As a homeowner, I rarely make a move around the old place without hearing an unsolicited (and often times smug) inner voice prodding me to take action and complete a project or tidy up an eyesore. “Tom, how long are you going to trip over the garden tools before you put them away…Hey Tom, did you notice the blackberries have infiltrated the raspberry patch?…Yo, Tom, those stairs are an accident waiting to happen.” This mental soundtrack can run from dawn until dusk if I’m not careful.
The older I get, the more I ignore the voice, but last week I found a renewed enthusiasm for a sidelined project hellbent on mocking me every time I entered the house. For over a year, a wonderfully weathered Victorian fence post (a gift) patiently leaned on the backstairs awaiting its rebirth as a fanciful trellis for my clematis vine. Trouble was, Boz saw the clematis as his personal pit stop conveniently located mere steps from the stoop. As a result, the clematis vine suffered a slow death from Boz’s frequent waterings. Its woody skeletal remains became a daily reminder that I needed to remove the vine, clean things up, and rethink the space.

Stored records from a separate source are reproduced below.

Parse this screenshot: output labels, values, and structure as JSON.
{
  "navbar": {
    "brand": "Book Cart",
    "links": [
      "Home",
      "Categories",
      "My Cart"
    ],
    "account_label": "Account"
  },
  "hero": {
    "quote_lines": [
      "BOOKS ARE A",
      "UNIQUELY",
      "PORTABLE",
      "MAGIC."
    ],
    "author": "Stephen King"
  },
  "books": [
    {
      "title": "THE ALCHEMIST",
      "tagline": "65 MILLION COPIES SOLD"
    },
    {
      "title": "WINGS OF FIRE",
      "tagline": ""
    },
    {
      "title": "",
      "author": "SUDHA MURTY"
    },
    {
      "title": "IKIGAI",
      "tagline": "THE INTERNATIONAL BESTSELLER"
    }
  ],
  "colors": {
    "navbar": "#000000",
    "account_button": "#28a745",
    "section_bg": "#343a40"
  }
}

Perhaps it was the super moon, or a head thump from a visiting muse, but last week I took on that little corner of neglect with renewed interest. I was ready to beautify the back door area; yes, Project Pretty Post topped the to-do list, and I felt DIY triumph in the air. Here’s how I went about it.
- Remove the dead vine.
- Replace and amend the soil.
- Select and plant new vine.
- Keep Boz’s waterworks away from said vine (the tricky part).
- Build an attractive trellis to support vine.
Step 1: Identify the problem
Step Two: Reach Consensus
Step 3: Remove the eyesore.
Step 4: Study the site.
Step 5: Dig a post hole two feet deep.
Step 6: Set pole in the hole, keep it vertical.
Step 7: Fill space around pole with rocks and gravel.
Step 8: Compact soil for stability
Step 9: Modify wood post to receive metal Victorian post.
Step 10: Attach two posts to make one, in this case, using a very large hex screw.
Step 11: Dig a hole for new vine.
Step 12: Place broken, bottomless pot over hole.
Step 13: Set pot rim high enough to protect plant from Boz’s watering schedule.
Step 14: Add soil, fertilizer and plant vine.
Step 15: Water well.
Step 16: Train vine up the pole.
Step 17: Stand back and appreciate the new primped up view.
Why I chose a ‘Star of Toscane’ Jasmine vine.
- Shade tolerant
- Hardy in Zone 8 (add mulch in winter)
There you have it inner voice, a beautiful, spruced-up back-door entrance!
What’s next on the to-do list? Not sure. Off to the hammock to bask in my most recent achievement.